The humor is mostly very broad, so if you prefer your brush strokes painted with a finer touch this might not be the show for you. For the most part, the show deals in archetypes, not characters. An actor might openly proclaim who they are, i.e., “I’m a woman in a razor commercial,” to cut straight to the chase. From satirical songs about needing to apologize all the time, to a horror parody about women turning into their mothers, a lot of the tropes are familiar. It’s fun, but nothing new.
Whether those tropes are stale or not is a matter of opinion, but certainly some of the more overtly political ones feel a tad dated already. A joke about Trump as a baby might have seemed surprising three years ago, when She the People first debuted, and when we as a nation were still warming up to just how disastrous his presidency would be. Now it feels cliché at best, dismissive at worst. Trump may be juvenile but I’ve never seen a baby bludgeon democratic norms with its rattle.
From the start, it’s clear that the show is preaching to the choir… which is not inherently a negative, given that it functions in part as a refuge for the day to day frustrations of existing as a woman! The requisite opening announcements cheekily remind you of what you’re about to see: “Photography and misogyny strictly forbidden.” Still, it’s worth examining who is invited to the congregation. For example, while there are a few sketches about queer sexuality, including a fun jam about gay babies, there is hardly a passing reference to trans identity.

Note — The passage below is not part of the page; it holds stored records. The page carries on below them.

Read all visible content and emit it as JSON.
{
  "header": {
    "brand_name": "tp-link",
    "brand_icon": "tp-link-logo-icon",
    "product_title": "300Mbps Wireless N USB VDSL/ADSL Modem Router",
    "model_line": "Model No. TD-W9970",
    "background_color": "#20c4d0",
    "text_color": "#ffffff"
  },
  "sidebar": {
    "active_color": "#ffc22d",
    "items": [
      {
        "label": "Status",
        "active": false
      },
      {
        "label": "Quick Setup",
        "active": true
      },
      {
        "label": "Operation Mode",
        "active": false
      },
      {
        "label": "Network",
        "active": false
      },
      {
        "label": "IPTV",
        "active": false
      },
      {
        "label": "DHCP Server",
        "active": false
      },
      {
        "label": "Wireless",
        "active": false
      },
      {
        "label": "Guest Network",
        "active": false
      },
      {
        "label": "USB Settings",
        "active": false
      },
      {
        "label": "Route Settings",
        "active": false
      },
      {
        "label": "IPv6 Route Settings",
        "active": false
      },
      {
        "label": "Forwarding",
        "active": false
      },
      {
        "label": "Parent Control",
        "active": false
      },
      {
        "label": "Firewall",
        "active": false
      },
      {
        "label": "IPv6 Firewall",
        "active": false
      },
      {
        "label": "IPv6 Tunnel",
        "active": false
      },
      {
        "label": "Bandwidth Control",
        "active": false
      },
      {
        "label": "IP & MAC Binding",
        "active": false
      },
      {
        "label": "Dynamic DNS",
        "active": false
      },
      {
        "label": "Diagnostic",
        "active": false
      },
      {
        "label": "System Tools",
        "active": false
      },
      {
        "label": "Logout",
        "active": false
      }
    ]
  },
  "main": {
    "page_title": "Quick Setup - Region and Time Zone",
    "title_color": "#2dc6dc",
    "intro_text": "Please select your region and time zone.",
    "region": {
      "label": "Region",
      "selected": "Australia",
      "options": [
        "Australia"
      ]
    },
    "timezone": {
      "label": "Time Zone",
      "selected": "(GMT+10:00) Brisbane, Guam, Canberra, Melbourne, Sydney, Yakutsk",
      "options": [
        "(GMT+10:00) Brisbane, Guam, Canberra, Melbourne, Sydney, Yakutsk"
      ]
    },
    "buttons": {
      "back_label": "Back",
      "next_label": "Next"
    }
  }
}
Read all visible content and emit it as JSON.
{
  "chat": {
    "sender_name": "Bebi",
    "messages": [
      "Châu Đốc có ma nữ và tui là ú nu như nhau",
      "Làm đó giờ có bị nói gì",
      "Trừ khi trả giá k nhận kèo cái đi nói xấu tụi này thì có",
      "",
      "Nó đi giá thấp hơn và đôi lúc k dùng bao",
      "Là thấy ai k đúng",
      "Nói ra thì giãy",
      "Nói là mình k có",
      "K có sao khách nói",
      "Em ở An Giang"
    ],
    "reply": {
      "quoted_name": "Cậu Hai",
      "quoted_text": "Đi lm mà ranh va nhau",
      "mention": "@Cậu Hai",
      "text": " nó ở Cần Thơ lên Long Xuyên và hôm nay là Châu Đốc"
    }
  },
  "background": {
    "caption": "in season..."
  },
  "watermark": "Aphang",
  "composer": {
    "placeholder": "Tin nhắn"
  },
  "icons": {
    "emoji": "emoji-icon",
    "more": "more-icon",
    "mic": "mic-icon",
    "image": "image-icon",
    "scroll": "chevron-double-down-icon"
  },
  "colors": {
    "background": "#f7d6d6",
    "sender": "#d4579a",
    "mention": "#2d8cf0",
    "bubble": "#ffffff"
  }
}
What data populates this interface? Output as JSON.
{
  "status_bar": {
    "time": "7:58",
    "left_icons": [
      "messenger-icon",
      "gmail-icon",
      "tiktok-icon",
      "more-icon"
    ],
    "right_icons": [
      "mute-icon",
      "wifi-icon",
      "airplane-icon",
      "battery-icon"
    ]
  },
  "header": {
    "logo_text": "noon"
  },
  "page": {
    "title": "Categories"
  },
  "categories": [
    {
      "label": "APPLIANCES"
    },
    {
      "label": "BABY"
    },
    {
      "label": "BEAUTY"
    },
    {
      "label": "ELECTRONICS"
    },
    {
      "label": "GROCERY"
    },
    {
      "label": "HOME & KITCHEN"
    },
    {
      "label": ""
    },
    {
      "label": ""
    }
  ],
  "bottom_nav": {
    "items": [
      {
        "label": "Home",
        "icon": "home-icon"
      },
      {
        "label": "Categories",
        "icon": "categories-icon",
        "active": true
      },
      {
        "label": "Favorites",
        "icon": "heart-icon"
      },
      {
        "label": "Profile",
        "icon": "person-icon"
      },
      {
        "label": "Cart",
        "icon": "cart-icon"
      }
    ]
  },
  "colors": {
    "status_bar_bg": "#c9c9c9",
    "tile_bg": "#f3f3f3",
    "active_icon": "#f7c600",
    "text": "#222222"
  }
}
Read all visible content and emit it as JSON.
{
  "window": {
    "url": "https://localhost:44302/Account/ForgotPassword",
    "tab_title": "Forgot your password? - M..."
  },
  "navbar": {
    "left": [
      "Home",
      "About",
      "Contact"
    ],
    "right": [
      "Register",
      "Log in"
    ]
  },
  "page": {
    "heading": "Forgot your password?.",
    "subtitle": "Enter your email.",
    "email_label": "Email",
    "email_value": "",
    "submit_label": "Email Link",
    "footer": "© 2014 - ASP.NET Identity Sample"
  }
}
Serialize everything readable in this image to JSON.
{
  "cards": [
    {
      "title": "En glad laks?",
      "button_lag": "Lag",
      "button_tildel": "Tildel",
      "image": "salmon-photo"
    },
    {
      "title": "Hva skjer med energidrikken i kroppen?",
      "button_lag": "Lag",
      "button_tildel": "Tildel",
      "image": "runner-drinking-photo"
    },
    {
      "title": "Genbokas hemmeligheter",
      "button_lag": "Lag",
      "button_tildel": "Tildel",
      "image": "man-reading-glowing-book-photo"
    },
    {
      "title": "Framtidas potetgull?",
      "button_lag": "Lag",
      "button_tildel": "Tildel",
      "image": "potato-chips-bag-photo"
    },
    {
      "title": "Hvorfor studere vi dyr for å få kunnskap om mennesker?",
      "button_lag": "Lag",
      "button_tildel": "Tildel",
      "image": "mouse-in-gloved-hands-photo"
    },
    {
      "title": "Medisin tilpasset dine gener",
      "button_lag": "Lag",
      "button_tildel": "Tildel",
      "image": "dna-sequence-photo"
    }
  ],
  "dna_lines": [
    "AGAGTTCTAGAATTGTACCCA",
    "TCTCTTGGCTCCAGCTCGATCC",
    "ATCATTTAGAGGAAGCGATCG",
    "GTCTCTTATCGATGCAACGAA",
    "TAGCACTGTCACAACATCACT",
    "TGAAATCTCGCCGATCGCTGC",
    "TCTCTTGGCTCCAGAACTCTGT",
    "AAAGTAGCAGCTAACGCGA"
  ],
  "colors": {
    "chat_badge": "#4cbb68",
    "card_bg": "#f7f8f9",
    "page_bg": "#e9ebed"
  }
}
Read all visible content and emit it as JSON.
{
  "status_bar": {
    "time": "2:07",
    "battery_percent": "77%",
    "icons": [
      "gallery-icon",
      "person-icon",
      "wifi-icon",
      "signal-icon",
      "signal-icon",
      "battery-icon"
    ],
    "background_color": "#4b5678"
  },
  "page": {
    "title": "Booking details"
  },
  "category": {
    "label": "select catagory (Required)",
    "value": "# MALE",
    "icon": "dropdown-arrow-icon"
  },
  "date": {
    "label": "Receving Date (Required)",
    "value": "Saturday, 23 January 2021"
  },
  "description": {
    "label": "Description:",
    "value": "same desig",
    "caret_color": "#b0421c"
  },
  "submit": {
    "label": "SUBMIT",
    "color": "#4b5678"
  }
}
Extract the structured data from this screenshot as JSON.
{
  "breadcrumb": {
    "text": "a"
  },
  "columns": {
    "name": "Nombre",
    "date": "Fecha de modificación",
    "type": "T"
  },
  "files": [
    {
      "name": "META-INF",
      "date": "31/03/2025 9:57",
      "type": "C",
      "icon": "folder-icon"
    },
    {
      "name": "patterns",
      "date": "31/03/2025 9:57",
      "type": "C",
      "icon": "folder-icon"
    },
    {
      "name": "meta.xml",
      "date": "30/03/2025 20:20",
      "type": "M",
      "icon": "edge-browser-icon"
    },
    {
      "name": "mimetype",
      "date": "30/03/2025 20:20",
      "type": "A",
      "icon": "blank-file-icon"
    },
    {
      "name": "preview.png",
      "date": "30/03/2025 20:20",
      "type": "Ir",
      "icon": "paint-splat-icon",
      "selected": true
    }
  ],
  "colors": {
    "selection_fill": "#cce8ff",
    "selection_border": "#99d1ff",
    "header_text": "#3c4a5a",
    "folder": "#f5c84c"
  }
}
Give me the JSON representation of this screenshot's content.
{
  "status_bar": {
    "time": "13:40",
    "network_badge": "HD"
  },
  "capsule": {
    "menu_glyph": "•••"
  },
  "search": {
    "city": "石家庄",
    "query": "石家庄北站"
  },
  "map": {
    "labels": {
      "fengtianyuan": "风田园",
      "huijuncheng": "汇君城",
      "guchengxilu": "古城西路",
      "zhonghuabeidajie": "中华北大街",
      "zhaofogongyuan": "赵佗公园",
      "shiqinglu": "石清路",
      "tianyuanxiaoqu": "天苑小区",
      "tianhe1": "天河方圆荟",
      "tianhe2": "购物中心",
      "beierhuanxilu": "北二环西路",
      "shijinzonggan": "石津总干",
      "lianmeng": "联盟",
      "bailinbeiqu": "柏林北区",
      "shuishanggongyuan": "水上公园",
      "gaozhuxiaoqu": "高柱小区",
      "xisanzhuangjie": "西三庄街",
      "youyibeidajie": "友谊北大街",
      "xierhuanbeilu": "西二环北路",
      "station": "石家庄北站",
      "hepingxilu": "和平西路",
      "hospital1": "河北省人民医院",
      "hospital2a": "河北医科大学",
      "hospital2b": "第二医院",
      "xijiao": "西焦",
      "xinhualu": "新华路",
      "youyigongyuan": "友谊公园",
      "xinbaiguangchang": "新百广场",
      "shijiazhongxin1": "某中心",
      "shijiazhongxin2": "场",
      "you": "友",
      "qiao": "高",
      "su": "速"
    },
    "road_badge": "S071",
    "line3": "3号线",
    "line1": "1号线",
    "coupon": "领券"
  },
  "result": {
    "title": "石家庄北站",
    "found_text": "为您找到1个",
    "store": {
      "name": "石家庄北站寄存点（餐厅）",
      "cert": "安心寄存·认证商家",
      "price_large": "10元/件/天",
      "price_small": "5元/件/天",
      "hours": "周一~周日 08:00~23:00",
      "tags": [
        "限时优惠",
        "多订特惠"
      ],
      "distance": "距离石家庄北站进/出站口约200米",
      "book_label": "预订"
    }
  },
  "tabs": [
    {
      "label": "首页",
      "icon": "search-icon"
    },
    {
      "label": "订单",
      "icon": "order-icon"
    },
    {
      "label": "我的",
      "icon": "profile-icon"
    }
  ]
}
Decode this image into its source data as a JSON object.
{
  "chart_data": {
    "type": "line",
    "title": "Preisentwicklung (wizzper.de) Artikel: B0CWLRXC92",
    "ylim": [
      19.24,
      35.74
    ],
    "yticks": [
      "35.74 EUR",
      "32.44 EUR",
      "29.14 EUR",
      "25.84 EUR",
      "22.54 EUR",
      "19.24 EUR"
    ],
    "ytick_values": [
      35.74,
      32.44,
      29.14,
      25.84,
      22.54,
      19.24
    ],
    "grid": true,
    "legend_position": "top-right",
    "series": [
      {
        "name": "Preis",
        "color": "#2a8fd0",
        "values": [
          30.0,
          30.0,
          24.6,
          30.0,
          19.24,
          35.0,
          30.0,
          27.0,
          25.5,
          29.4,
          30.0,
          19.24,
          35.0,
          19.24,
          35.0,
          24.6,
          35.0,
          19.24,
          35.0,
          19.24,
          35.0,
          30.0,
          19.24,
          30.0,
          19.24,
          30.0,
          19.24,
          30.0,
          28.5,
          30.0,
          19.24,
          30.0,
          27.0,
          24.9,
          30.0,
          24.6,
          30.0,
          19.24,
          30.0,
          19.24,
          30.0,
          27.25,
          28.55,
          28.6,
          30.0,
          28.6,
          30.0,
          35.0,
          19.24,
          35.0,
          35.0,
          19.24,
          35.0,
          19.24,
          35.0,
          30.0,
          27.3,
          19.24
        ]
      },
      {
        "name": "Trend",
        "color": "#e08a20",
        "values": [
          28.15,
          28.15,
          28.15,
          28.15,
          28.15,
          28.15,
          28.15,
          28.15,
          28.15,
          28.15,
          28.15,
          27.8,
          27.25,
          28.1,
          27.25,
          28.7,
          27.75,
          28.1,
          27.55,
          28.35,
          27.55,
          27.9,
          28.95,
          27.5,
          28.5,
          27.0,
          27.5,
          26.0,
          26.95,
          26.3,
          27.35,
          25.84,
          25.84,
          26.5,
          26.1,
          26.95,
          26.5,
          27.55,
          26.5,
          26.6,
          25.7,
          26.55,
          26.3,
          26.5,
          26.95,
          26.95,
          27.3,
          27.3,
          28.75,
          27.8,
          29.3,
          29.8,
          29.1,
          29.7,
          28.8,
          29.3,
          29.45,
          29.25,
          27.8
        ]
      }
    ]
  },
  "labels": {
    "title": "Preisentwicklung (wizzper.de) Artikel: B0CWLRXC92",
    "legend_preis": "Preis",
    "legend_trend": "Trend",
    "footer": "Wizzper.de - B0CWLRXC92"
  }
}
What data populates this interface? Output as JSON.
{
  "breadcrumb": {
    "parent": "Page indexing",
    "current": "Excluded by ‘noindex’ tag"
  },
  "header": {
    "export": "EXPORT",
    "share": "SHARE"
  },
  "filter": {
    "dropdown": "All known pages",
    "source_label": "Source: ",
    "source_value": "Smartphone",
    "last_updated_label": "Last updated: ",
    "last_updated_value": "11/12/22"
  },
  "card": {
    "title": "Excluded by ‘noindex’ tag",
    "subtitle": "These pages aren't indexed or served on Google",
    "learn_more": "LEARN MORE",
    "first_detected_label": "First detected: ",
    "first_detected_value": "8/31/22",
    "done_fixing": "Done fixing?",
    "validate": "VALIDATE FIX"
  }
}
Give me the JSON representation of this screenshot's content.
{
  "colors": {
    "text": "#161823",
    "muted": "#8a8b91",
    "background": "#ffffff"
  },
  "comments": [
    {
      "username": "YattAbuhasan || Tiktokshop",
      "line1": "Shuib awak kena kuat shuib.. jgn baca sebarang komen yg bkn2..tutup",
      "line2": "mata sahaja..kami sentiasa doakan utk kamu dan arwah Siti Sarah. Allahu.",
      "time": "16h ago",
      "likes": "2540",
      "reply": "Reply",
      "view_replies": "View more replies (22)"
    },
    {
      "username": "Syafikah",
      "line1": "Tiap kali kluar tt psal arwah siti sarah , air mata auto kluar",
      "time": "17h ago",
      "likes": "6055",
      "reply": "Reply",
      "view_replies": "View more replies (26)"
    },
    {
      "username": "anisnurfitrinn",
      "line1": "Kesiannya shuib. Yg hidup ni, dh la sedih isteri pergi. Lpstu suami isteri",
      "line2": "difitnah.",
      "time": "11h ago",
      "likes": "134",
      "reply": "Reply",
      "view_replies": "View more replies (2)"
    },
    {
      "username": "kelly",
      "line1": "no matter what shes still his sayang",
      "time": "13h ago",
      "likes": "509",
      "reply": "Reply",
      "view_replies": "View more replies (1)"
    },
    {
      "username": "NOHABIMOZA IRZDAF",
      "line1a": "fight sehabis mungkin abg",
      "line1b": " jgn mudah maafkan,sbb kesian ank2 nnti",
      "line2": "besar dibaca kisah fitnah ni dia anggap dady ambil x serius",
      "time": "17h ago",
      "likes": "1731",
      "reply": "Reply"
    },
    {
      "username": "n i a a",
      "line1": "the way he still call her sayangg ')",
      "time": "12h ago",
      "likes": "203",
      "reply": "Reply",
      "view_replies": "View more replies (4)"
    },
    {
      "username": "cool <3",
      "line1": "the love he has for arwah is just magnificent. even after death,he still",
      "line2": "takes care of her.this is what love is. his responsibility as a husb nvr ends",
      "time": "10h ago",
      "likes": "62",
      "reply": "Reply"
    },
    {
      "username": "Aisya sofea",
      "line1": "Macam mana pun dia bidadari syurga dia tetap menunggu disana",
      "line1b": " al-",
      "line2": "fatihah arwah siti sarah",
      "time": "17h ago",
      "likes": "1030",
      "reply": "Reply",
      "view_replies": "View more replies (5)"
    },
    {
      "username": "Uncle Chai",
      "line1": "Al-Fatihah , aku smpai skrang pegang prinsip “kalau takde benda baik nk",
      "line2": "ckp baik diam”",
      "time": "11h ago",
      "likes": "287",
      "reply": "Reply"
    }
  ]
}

Though the show is entertaining, it’s biggest flaw might be that it often isn’t daring enough– the scope is so large, some of the messaging gets muddled. Late in the show, a woman president proclaims that we are not at war, because she “never has to prove how big her dick is ever again.” [Can I say dick in this review?? (Queen’s response: You can say it as often as you want! Dick, dick, dick, DICK!)] Ironically however, a repeating musical refrain throughout the show asks women to “stand up and salute,” which the cast members do as an act of empowerment. Is use of military imagery in this case a subversion, or just a lack of awareness? Hard to say, but it did not sit too well with me. The fictional president in the show might not need to go to war, but a president Nikki Haley might.
Criticisms aside, a good chunk of the sketches were truly gut-busting and original. Some examples include a cast member in a giant T-Rex suit lambasting men for being distracted by her appearance, a song about perfection that took a delightfully creepy turn, a wacky and welcome improv interlude incorporating audience suggestions, and a podcast parody of rich out of touch bourgeois women. By and far the best and most memorable sketch took place at a Weight Watchers meeting, with DeBacco playing a 12 year old and Plummer as an adult at the same meeting. Here the jokes landed hard, and had real heart.
I did find myself wishing each sketch had been as thoughtful and funny as this last one in particular. Regardless, the bottom line is you will likely find yourself having a good time at She the People. A DJ on stage keeps the energy up by having the cast dance to catchy pop music between scenes, and each sketch is so quick that if you like one less, you won’t have too long to think about it. It’s political popcorn: salty all around, with clumps of butter in some places, but who doesn’t love a little grease?